I always look for the genre films in competition and this one looks tasty. Nothing for people with a weak stomach (or vegetarians), this is a coming-of-age story set in a veterinarian college featuring gore, flesh and cannibalism in abundance. Julia Ducournau’s debut feature, praised for its unflinching confidence, was rewarded with the FIPRESCI-Prize at the Cannes Critics’ Week.

Forever Pure (Maya Zinshtein, Documentary Competition)

When the Israeli football team Beitar Jerusalem completes a transfer for two Chechen Muslims, chaos ensues. Notorious for their right-wing and extreme nationalist politics, the fan base immediately brands the new signings as traitors and bombards them with boos and racist chants. The Russian billionaire who owns the club and signed the players is targeted with similar abuse. This ugly story about racism and mob rule is documented with amazing access to all the involved parties.

Homo Sapiens (Nikolaus Geyrhalter, Out of Competition)

The absence of the titular humans is the theme of this experimental documentary without dialogue. The Austrian filmmaker Nikolaus Geyrhalter reflects upon what happens after we leave by touring a series of deserted locations such as Fukushima or abandoned malls and railway stations. The succession of images gives us a haunting taste of a post-apocalyptic world. The quiet film works best on the big screen where distractions are minimal.

Song to Song (Terrence Malick, Closing Film)

The international premiere of the latest Malick, mere days after the world premiere at SXSW, is probably the biggest coup by the programming team. Song to Song, set in Austin’s buzzing music scene, features all the actors (Rooney Mara, Ryan Gosling, Michael Fassbender, Natalie Portman, Christian Bale, Cate Blanchett, Val Kilmer) and most musicians (Iggy Pop, Flea, Patti Smith, Arcade Fire, Fleet Foxes). Malick’s work is at best a metaphysical experience of cinematic consciousness, at worst a visual feast of beauty and thought-provoking ideas. Sections of the audience may have struggled with the (apparent) lack of structure and narrative in his recent films To the Wonder, Knight of Cups and to a lesser extent The Tree of Life, but the disciples of this cinematic eagerly await his latest output.

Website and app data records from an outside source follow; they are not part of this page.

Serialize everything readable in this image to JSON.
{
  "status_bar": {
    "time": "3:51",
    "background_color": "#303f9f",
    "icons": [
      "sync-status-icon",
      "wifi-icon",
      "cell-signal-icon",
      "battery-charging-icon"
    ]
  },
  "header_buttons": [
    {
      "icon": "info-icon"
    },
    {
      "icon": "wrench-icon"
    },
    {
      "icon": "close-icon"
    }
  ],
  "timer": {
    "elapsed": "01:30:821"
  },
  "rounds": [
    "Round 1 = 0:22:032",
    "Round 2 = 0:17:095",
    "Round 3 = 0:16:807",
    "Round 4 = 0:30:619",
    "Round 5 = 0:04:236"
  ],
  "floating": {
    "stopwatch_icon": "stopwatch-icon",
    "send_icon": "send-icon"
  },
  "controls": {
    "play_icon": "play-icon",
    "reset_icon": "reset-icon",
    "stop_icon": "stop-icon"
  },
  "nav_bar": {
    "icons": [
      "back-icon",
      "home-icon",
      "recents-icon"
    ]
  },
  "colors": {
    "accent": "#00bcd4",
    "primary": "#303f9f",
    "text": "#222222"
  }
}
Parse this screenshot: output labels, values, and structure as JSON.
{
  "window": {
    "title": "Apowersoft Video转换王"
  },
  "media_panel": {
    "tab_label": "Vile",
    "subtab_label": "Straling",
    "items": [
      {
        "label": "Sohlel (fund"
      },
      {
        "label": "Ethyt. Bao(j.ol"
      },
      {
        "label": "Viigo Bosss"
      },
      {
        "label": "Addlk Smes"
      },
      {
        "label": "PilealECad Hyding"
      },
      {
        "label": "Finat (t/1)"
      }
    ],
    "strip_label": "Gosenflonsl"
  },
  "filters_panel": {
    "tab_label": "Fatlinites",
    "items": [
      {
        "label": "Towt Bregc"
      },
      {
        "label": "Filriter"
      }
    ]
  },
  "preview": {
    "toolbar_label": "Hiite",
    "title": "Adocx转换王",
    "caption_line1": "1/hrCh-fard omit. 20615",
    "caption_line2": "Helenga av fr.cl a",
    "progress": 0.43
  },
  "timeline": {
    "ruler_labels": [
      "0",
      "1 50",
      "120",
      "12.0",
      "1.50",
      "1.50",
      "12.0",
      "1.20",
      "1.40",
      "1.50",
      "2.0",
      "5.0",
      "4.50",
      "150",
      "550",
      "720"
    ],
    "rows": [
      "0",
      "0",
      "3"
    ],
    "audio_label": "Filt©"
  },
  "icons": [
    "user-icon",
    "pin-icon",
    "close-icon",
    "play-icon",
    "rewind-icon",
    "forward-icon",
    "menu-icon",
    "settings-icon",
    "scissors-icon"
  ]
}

Head to the festival's website for the full programme and schedule.